» **Input**

• • • • •

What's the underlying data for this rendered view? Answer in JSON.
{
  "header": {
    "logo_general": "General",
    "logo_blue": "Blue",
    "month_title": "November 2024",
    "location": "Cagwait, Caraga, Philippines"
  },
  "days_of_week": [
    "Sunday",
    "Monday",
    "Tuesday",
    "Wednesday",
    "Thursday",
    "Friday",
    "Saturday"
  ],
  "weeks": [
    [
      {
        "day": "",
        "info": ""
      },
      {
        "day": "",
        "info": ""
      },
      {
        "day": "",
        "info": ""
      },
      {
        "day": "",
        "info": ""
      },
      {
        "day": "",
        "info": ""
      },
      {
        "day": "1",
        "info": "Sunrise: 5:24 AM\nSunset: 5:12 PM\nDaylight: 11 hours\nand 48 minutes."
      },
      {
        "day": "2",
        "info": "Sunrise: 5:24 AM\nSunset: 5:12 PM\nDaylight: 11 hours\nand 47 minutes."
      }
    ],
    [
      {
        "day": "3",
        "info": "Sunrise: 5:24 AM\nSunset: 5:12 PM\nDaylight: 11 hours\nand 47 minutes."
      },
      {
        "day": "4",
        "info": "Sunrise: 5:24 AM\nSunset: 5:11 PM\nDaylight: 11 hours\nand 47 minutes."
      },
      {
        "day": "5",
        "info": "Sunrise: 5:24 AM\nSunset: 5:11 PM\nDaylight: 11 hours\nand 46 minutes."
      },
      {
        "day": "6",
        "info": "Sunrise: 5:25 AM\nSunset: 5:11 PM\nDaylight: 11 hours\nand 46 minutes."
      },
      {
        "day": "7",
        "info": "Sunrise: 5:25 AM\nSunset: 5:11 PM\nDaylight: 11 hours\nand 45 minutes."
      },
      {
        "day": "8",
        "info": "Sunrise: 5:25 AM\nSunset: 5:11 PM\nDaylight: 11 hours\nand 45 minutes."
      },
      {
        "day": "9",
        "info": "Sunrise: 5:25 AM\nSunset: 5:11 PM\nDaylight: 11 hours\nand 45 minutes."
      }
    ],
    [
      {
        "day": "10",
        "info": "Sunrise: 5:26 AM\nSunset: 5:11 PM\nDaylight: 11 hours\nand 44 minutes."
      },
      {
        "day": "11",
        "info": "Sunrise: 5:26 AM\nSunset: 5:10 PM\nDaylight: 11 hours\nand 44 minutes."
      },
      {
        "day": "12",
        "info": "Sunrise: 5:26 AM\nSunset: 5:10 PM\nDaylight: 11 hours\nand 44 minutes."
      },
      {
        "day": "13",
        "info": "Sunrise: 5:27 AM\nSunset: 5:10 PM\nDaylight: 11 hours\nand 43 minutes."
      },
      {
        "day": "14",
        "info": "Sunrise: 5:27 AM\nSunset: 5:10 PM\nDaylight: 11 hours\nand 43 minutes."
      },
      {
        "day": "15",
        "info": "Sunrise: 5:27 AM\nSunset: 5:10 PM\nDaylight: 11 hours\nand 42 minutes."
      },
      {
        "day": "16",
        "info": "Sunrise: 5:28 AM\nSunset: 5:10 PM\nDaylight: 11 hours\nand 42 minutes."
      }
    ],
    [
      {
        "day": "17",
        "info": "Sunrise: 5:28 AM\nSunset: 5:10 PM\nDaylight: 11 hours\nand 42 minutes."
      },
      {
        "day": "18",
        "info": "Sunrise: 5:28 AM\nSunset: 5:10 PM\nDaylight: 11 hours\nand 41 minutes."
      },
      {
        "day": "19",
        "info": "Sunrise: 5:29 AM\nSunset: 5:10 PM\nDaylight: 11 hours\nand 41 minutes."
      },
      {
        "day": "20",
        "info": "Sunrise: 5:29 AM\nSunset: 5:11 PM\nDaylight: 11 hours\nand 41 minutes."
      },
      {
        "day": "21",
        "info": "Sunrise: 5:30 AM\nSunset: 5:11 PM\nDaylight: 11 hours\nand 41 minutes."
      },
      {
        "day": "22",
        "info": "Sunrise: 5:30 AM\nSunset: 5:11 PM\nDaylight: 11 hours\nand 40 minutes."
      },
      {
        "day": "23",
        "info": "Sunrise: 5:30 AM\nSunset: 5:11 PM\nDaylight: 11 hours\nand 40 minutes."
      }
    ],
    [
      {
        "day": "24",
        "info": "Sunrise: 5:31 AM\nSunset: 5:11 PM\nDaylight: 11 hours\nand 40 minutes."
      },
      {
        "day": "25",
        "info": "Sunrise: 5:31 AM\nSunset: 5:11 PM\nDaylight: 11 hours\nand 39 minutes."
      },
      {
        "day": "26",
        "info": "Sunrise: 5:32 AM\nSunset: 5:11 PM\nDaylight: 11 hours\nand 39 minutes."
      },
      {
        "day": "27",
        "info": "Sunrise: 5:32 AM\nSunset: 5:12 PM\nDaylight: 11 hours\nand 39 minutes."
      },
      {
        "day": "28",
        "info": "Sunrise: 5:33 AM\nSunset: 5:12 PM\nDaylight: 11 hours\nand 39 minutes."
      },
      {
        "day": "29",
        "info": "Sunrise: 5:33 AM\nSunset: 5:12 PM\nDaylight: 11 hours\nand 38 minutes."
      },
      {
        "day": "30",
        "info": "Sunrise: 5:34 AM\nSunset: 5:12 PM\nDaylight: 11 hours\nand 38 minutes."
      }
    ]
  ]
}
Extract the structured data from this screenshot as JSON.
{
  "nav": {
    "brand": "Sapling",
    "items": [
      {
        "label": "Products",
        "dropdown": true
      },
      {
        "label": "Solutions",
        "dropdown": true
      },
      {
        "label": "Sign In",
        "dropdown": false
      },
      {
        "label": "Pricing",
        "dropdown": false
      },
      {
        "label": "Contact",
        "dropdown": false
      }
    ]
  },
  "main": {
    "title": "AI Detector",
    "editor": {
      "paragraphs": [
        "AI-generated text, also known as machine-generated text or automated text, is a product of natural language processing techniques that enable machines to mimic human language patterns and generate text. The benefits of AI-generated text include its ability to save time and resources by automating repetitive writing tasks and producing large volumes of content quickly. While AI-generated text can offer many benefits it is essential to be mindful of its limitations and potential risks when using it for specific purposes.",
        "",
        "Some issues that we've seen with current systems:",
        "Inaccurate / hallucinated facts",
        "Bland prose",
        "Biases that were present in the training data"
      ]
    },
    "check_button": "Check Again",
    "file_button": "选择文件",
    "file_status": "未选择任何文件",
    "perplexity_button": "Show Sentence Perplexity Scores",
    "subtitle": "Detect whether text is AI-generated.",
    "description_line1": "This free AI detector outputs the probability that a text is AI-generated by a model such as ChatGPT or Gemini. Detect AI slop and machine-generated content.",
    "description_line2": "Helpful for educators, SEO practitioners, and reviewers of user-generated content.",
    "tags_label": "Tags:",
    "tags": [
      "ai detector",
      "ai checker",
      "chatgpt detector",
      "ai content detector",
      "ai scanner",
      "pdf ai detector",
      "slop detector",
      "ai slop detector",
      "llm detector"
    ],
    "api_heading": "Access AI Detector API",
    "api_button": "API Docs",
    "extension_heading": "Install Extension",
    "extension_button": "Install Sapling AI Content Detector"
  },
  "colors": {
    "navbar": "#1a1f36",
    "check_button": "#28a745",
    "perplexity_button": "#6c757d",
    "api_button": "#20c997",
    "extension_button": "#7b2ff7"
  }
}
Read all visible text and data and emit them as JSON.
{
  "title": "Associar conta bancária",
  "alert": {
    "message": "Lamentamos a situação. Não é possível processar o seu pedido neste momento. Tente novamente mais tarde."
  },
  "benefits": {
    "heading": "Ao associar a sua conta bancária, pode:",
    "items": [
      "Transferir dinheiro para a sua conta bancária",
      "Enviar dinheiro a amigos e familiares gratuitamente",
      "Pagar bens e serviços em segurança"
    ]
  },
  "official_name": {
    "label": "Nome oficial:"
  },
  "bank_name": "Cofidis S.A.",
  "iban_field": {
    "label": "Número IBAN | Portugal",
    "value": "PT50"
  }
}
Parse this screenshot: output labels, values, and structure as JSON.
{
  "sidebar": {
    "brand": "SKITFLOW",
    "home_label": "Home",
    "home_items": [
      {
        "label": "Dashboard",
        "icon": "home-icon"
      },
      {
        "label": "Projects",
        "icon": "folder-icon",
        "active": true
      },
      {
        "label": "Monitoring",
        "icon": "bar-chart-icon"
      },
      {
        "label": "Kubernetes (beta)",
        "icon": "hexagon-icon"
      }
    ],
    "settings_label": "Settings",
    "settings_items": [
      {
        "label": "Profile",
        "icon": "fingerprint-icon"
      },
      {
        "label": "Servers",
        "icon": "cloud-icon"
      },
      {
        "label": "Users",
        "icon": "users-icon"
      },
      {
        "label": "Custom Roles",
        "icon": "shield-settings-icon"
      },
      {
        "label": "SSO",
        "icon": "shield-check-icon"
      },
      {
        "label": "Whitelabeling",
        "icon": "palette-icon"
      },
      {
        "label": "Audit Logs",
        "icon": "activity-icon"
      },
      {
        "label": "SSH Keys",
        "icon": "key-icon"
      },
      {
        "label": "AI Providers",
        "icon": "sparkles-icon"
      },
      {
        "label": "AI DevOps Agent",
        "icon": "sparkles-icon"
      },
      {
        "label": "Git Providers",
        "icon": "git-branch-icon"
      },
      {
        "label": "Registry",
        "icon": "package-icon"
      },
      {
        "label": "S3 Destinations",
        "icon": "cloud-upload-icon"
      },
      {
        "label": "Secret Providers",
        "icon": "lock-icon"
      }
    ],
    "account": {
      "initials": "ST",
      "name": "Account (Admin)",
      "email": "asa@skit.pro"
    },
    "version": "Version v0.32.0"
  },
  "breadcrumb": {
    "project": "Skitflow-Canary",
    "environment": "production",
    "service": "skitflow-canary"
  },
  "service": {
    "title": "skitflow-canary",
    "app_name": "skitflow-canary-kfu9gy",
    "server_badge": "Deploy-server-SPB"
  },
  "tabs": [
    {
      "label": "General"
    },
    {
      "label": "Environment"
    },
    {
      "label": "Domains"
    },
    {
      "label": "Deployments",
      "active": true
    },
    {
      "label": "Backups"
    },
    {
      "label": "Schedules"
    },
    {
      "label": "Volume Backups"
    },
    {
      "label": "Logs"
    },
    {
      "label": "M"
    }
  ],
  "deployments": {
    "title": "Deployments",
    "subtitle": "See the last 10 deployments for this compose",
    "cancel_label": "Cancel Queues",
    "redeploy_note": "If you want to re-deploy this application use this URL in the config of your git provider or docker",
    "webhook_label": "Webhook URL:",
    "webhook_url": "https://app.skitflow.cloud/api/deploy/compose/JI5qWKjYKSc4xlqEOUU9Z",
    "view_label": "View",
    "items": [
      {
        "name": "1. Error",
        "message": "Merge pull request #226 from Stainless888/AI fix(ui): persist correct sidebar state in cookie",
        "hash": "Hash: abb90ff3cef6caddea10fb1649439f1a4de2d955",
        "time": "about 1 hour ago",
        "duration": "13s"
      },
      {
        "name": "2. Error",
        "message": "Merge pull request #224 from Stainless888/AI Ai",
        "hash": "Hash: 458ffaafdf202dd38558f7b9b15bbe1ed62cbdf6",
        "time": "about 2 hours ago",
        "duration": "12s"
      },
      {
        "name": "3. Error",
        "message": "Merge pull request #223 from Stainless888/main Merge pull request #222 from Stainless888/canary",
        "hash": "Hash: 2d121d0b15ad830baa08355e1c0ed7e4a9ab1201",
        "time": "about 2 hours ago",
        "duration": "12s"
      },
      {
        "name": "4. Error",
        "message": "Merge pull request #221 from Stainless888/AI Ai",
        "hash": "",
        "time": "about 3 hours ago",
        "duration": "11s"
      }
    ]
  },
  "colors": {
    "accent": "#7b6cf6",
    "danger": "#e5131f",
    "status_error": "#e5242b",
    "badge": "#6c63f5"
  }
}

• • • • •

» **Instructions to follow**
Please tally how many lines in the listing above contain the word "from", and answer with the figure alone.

» **Task result**
5